When he began serious expansion of the site in 2005, the concept was that there was a lot happening in the community that Bostonians didn’t know about. These smaller stories were overlooked or buried by mainstream media, so a resident who heard fire trucks might not have their curiosity satisfied.
In 2009 when he was laid off from Network World. UH, he decided to try it as a full time job by boosting content and create more original posts.
The site has a developed audience, and includes original reporting from scanners or Licensing Board meetings, anecdotes and photos readers send in, and a variety of articles from publications like college newspapers to the Globe and hundreds of community blogs.

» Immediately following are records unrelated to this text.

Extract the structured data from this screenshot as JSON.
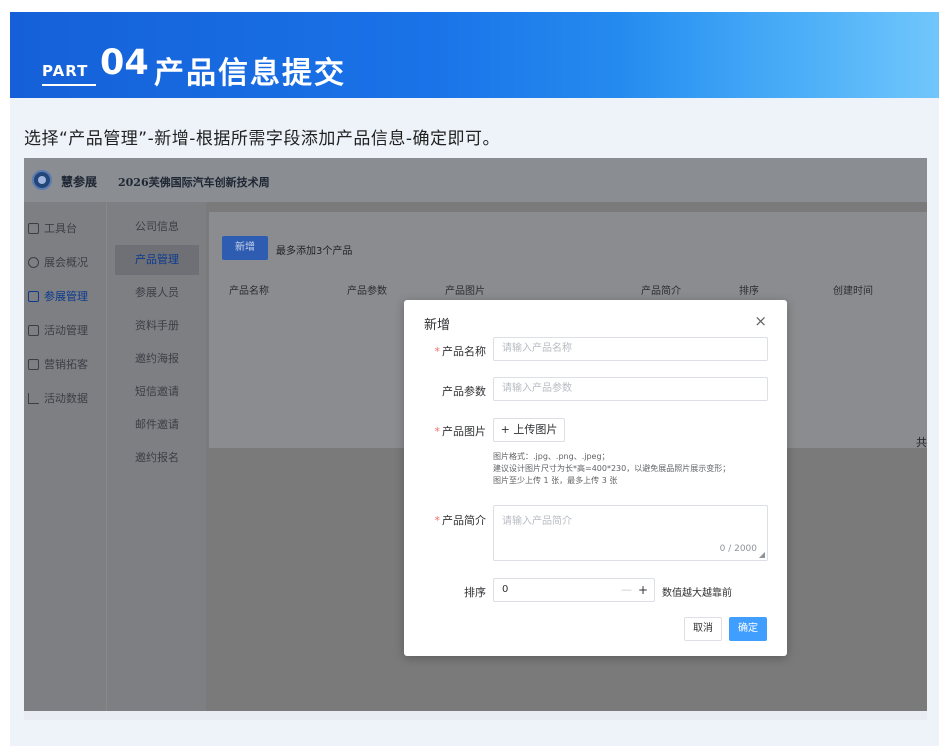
{
  "banner": {
    "part": "PART",
    "number": "04",
    "title": "产品信息提交"
  },
  "caption": "选择“产品管理”-新增-根据所需字段添加产品信息-确定即可。",
  "app": {
    "brand": "慧参展",
    "event_title": "2026芙佛国际汽车创新技术周",
    "nav_primary": [
      "工具台",
      "展会概况",
      "参展管理",
      "活动管理",
      "营销拓客",
      "活动数据"
    ],
    "nav_primary_active": "参展管理",
    "nav_secondary": [
      "公司信息",
      "产品管理",
      "参展人员",
      "资料手册",
      "邀约海报",
      "短信邀请",
      "邮件邀请",
      "邀约报名"
    ],
    "nav_secondary_active": "产品管理",
    "add_button": "新增",
    "add_note": "最多添加3个产品",
    "table_headers": [
      "产品名称",
      "产品参数",
      "产品图片",
      "产品简介",
      "排序",
      "创建时间"
    ],
    "pager_fragment": "共"
  },
  "modal": {
    "title": "新增",
    "close": "×",
    "fields": {
      "name_label": "产品名称",
      "name_placeholder": "请输入产品名称",
      "params_label": "产品参数",
      "params_placeholder": "请输入产品参数",
      "image_label": "产品图片",
      "upload_button": "+ 上传图片",
      "hint_1": "图片格式：.jpg、.png、.jpeg；",
      "hint_2": "建议设计图片尺寸为长*高=400*230，以避免展品照片展示变形；",
      "hint_3": "图片至少上传 1 张，最多上传 3 张",
      "intro_label": "产品简介",
      "intro_placeholder": "请输入产品简介",
      "intro_counter": "0 / 2000",
      "sort_label": "排序",
      "sort_value": "0",
      "sort_minus": "—",
      "sort_plus": "+",
      "sort_note": "数值越大越靠前",
      "required_mark": "*"
    },
    "cancel": "取消",
    "confirm": "确定"
  }
}
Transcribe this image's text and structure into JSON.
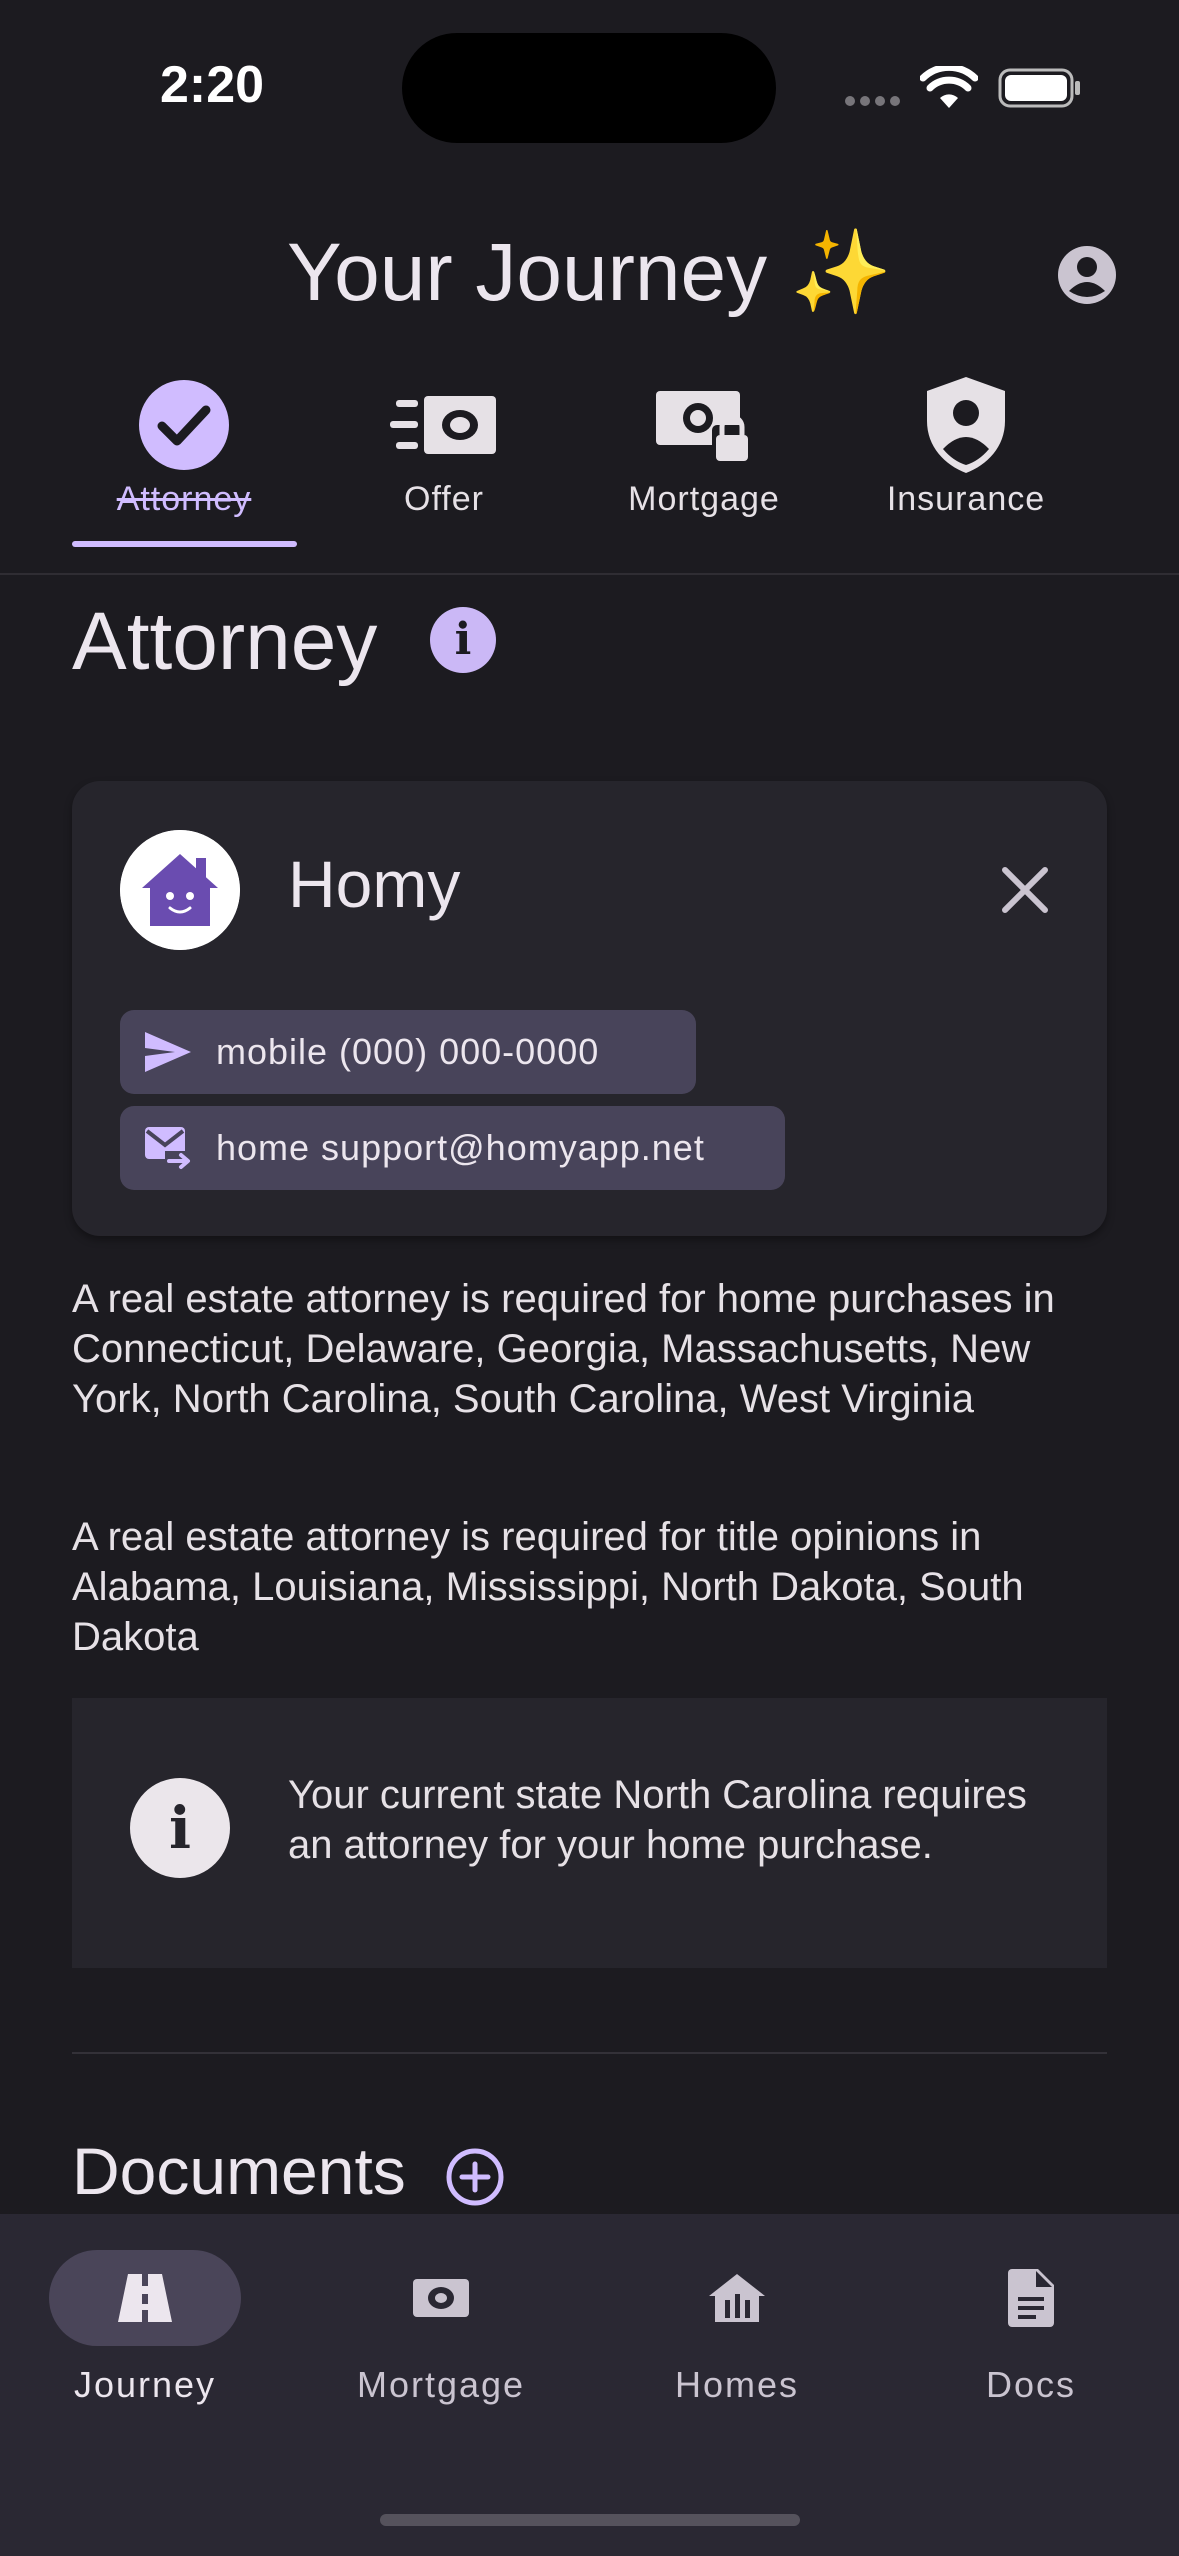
{
  "status": {
    "time": "2:20"
  },
  "header": {
    "title": "Your Journey",
    "sparkle": "✨"
  },
  "tabs": [
    {
      "label": "Attorney",
      "icon": "check-circle-icon",
      "active": true
    },
    {
      "label": "Offer",
      "icon": "money-send-icon",
      "active": false
    },
    {
      "label": "Mortgage",
      "icon": "money-lock-icon",
      "active": false
    },
    {
      "label": "Insurance",
      "icon": "shield-person-icon",
      "active": false
    }
  ],
  "section": {
    "title": "Attorney"
  },
  "card": {
    "company": "Homy",
    "phone_chip": "mobile (000) 000-0000",
    "email_chip": "home support@homyapp.net"
  },
  "paragraphs": {
    "p1": "A real estate attorney is required for home purchases in Connecticut, Delaware, Georgia, Massachusetts, New York, North Carolina, South Carolina, West Virginia",
    "p2": "A real estate attorney is required for title opinions in Alabama, Louisiana, Mississippi, North Dakota, South Dakota"
  },
  "notice": {
    "text": "Your current state North Carolina requires an attorney for your home purchase."
  },
  "documents": {
    "title": "Documents"
  },
  "bottom_nav": [
    {
      "label": "Journey",
      "icon": "road-icon",
      "active": true
    },
    {
      "label": "Mortgage",
      "icon": "money-icon",
      "active": false
    },
    {
      "label": "Homes",
      "icon": "house-icon",
      "active": false
    },
    {
      "label": "Docs",
      "icon": "document-icon",
      "active": false
    }
  ],
  "colors": {
    "accent": "#d0bcff",
    "background": "#1c1b20",
    "card": "#26252c",
    "chip": "#48445a",
    "brand": "#6a4cb0"
  }
}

“He reports news you can’t get anywhere else, and he also aggregates news from just about every other website in the city,” Keith said. “He’s doing a lot of work that other people wouldn’t do on their own. It’s easier to see what’s going on through one source.”

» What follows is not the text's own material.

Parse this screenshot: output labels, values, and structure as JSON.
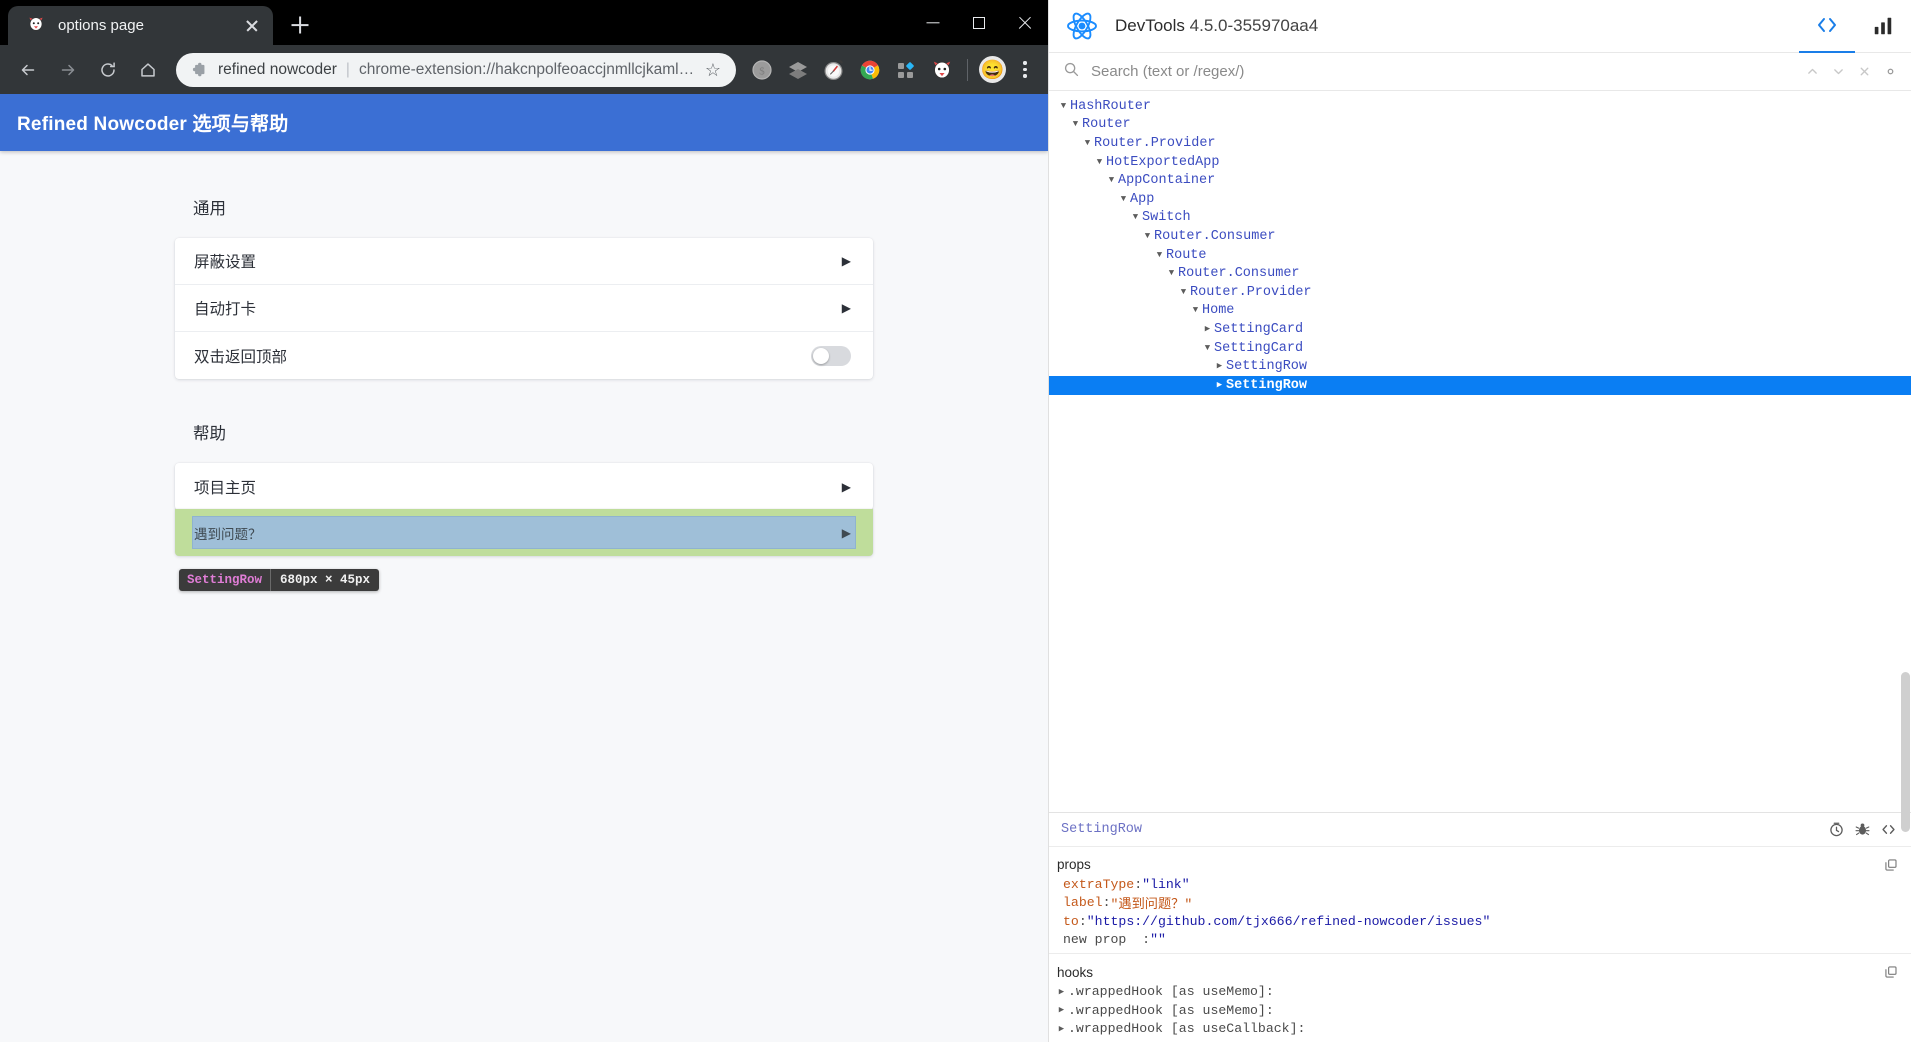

The growth of the site has been in part because mainstream media doesn’t catch everything happening in the city, and now some of the large sources in Boston now turn to Gaffin for breaking news content.
At The Boston Globe, a push for breaking news content on the Metro Desk blog has co-ops and reporters writing small community updates much like Universal Hub, and look to Gaffin’s website for story ideas.
“Usually Adam’s website has something to back up what he’s saying,” said Amanda Cedrone, a part time Globe city desk co-op, who also fills two night reporting shifts a week. “Nothing on the scanner or Twitter is ever for sure, you have to look into it and it can be the complete opposite of what’s actually happening. But things that Adam will post he generally has more evidence for.”
As Twitter broke on the scene, there was more to post about and gave Gaffin a new medium as a Boston news curator, where he as nearly 12,000 followers and has sent out almost 53,000 tweets.
“The interesting thing about Twitter is it’s just this great news source,” he said. “I post a lot more, partly because of Twitter. When something breaks, before I was relying on blogs and people that don’t tend to do [report] in real time.”
Gaffin said he is still learning the kinks of Twitter, though. While he constantly retweets what people notice around the city (and instinctively tag him in), he will also tweet what he hears over the emergency services scanners. At times there can be a spread of misinformation, and he said the same journalistic principles apply online – verify before reporting.
The culture of Twitter has also made way for citizen journalists, allowing Gaffin to sit at home or in a Panera Bread and report what is happening in real time without being on the scene.
“Everyone walks around with a camera now; everyone is essentially a reporter,” he said. “News is a two-way conversation. There’s still a role for editors and journalists because it’s like a wire feed; you’re getting a vast amount of stuff and you still have to filter it.”
With the background of a journalist, Gaffin said he has faced issues trying to monetize the website, and earns his income from not only the website, but helping companies and individuals use the content management system Universal Hub runs on, Drupal. Ideally, he will be able to hire an advertising representative in the future, but that poses the problem of having to pay another person, which he can’t afford to do quite yet.
“The advertising is a completely different skill,” he said. “You have to deal with rejection a lot more. With advertising, you make a lot of calls and knock on a lot of doors.”
Because Gaffin is the only person behind Universal Hub, the site has developed a different feel, focusing on crime and the idiosyncrasies of Boston. He admitted he is a sucker for any animal story, and people will go out of their way to Tweet or email him about it, and his name has become synonymous with Universal Hub.
“He has such a wide readership that people will go to him first,” Keith said. “He has become the de facto source for community led, or community based, media.”